          I find in Italy that many of the upper classes are very distinctly pro-German. This may be largely due to the fact that their income is derived either from Germany or from German companies established in Italy. There also seems to be a distrust of both the British and American. They of course do not relish the position of being dependent upon Great Britain for their coal supplies. There is also no doubt that while they are thankful for such assistance we Americans can give, still they would have preferred to receive this assistance from a neutral instead of an ally. They seem to have a certain dread of Americans mixing in European affairs. They seem to think that America may exert an influence inimical to their interests. There is no doubt they are in a rather desperate position particularly in reference to coal. All the way down through Italy we noticed that a great deal of timber was being cut down and loaded on railway cars. They also claim that they must have grain at once to tide them over until the next harvest comes in.
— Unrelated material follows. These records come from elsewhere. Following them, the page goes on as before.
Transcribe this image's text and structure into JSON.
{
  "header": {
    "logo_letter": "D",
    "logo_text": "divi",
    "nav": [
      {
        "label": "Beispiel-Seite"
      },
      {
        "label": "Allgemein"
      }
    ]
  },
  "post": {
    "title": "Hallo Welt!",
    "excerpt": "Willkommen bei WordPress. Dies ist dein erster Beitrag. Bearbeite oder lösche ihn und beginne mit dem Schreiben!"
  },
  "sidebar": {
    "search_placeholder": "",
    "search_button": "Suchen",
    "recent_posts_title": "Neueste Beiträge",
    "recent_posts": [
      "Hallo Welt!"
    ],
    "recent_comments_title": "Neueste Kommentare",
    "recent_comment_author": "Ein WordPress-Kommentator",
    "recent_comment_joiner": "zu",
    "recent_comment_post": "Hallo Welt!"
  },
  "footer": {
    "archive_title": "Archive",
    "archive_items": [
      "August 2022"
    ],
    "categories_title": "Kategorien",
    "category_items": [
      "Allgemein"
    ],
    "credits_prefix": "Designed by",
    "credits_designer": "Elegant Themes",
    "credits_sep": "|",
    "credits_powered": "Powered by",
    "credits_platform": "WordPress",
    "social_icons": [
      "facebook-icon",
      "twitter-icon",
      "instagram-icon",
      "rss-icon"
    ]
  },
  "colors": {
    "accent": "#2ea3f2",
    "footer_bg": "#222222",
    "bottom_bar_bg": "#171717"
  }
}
          As for news here in the Admiralty there is not very much of interest except that at the present time there are more submarines than have been out at almost any previous time. About thirty are now operating to the westward of the British Isles <and in the Channel & north and Irish seas>. It is assumed that this effort is being made in anticipation of the spring offensive. Some of the submarines that have recently come out have been in port only thirty days which is an unusually short time for them. Doubtless the augmentation of submarines is also due to the fact that they have been much restricted in getting out through the Heligoland Bight, both by the British mines and by fog and unfavourable weather.

          There is no doubt however, that the Straits of Dover are gradually becoming too dangerous to make it justifiable for them to attempt to get submarines through. Some of the small ones may still pass that way, but recently none of the big ones have apparently attempted it.

          I have taken up the subject of the SANTEE with the Admiralty, and they tell me that the Shipping Board could not possibly consent to giving up a blue funnel vessel for the purpose recommended in your letter.3 The tonnage situation is increasingly serious and they cannot bring themselves to give up any single ton of it they can avoid. We are even recommending that all fleet auxiliaries on the other side be put in service to bring food and other supplies to this country. If it is not possible to get a blue funnel vessel as suggested, do you think it would be well to continue the use of the SANTEE? The Admiralty is rather of the opinion that it would and I rather fancy that Hanrahan4 and his gang would be much disappointed if the vessel should be taken away from them. She is now going forward with the repairs and will be available for us as soon as she is finished.

                   Always very sincerely yours,


Admiral Sir Lewis Bayly.

     Admiralty House,


P.S. This letter was dictated yesterday. I have just received yours of the 15th.5 It would make me very unhappy if the only niece6 were allowed to pass through London without my being accurately informed of all her movements.



Source Note: LT, DLC-MSS, William Sims Papers, Box 47.

Footnote 1: Sims had traveled to Rome to attend a meeting of the Allied Naval Council on 8 and 9 February.

Footnote 2: VAdm. Somerset Gough-Calthorpe, Commander-in-Chief, Mediterranean Forces.

Footnote 3: Formerly H.M.S. Pargust, this ship was given to the Americans to use as a Mystery Ship, also known as a “Q-Ship.” The ship was renamed U.S.S. Arvonian, then finally U.S.S. SANTEE. SANTEE was torpedoed by a German submarine on 27 December 1917 on its first voyage and required extensive repairs. As Sims indicates above, there were questions at this time as how to best employ the ship going forward; see: Bayly to Sims, 19 February 1918. Ultimately, SANTEE did not sail again as a mystery ship and was eventually returned to the British.

Footnote 4: Cmdr. David C. Hanrahan was commanding officer of SANTEE.

Footnote 5: This letter has not been located.

Footnote 6: Bayly’s niece, Miss Violet Voysey.